The ministry's spokeswoman, Maria Zakharova, referred to rebels supported by Washington as "animals" and said Washington and its allies were recklessly carrying out air attacks leading to numerous civilian deaths.
Zakharova's strong comments, in a statement posted to social media, underscored the serious divisions between Moscow and Washington over Syria where they are united in their opposition to Islamic State but so far little else.
Moscow backs President Bashar al-Assad and his forces, while Washington supports rebel groups fighting both his government and Islamic State militants. While the two countries argue over a possible peace plan, a battle for eastern Aleppo has erupted.
Zakharova spoke out as the United Nations said the United States and Russia were in intensive discussions to shore up Syria's collapsed nationwide truce with their military experts trying to agree a cooperation plan "that would unlock the entire solution."
Zakharova criticized the United States over an incident the Russian military said occurred on Aug. 2 in eastern Aleppo when rebels used poison gas, killing at least seven people.
She blamed the Free Syrian Army's Nour al Din al-Zinki group for what she said was a crime.

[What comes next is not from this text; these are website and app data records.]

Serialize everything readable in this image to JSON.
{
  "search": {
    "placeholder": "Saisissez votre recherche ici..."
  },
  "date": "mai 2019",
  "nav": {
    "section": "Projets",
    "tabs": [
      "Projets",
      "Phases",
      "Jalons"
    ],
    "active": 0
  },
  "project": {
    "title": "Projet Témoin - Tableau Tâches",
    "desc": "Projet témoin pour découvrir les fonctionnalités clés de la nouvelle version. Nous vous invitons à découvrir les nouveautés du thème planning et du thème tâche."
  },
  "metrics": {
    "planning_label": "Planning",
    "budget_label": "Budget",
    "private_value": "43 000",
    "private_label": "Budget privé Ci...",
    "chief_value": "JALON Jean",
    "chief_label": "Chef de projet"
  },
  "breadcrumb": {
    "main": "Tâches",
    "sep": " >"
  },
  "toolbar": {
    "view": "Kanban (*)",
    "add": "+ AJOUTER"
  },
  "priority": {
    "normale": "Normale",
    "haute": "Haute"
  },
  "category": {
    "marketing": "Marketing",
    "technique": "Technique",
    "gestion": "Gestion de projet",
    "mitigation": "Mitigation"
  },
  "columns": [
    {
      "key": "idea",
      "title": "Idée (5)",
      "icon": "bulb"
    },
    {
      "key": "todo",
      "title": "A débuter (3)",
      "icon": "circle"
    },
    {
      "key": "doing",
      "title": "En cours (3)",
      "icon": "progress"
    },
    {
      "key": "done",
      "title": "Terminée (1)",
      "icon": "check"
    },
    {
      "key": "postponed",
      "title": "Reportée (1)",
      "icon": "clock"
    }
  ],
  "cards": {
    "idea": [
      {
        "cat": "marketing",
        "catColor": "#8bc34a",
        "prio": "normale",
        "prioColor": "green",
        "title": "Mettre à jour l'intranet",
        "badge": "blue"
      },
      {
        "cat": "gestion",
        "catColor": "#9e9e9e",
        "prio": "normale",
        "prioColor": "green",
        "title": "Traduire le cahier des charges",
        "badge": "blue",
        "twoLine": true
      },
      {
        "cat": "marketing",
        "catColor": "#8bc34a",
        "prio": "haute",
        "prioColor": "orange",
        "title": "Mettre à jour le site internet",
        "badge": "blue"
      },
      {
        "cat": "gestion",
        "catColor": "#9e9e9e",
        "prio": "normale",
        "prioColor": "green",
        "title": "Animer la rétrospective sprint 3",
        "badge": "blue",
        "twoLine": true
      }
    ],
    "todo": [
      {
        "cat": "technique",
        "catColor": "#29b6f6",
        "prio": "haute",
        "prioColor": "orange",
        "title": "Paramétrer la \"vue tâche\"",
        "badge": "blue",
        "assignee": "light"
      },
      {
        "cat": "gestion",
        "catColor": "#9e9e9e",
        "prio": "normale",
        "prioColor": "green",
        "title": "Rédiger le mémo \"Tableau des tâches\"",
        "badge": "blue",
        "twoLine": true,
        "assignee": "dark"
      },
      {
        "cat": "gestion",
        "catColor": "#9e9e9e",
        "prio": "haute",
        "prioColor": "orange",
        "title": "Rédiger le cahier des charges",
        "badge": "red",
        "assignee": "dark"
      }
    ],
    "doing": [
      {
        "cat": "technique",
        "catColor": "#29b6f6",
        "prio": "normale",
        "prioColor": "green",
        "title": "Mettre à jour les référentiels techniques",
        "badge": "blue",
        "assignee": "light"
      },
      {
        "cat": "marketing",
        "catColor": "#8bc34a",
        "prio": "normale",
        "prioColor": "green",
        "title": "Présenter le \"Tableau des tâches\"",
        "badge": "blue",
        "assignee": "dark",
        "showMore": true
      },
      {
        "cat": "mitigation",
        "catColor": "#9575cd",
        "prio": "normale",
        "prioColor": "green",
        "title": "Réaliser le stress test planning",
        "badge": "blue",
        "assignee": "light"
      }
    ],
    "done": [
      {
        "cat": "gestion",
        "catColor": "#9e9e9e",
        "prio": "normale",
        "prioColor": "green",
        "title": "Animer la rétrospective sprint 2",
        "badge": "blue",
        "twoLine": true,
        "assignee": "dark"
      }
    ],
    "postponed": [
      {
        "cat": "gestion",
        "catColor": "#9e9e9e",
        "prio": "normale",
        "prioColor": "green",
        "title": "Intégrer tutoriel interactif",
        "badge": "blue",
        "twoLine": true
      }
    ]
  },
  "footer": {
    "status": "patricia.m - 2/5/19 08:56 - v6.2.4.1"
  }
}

The same group, which has received U.S. military backing, said last month it was investigating the beheading of a young child in Aleppo after video footage circulated showing the boy being killed by a man whom activists identified as a member of the group.
"The United States is supporting these animals who used poison gas against the civilian population," Zakharova wrote.
"Unfortunately it's not the only tragedy which the 'moderates' backed by Washington stand behind."
She accused the U.S. air force of carelessly bombing inhabited parts of Manbij in northern Syria where U.S.-backed forces - the Syria Democratic Forces (SDF) - are taking on Islamic State militants.
"The United States and the SDF are not taking any steps to warn people to avoid deaths," she said, saying that U.S and coalition aircraft had killed hundreds and wounded thousands of civilians according to "conservative estimates."
She also referenced an incident on July 28 in which she said U.S.-led coalition air strikes had killed 28, including seven children, in attacks on the village of al Ghandour in the countryside north of Manbij city.
The U.S. military said last month it was investigating that episode.
"If our Western colleagues and above all Washington do everything again not to notice these facts then any of their talk about an end to bloodshed in Syria will simply become preposterous," wrote Zakharova.
Moscow is itself regularly accused by human rights groups and the United States of carrying out deadly air strikes on non-military targets and of siding with an army accused of abuses. It says it takes great care to avoid civilian deaths.
A Syrian rescue service operating in rebel-held territory said on Tuesday that a helicopter dropped containers of toxic gas overnight on a town close to where a Russian military helicopter had been shot down hours earlier.
The Kremlin said suggestions it was a revenge attack and that Russian forces or the Syrian army were responsible were false.
Editing by Richard Balmforth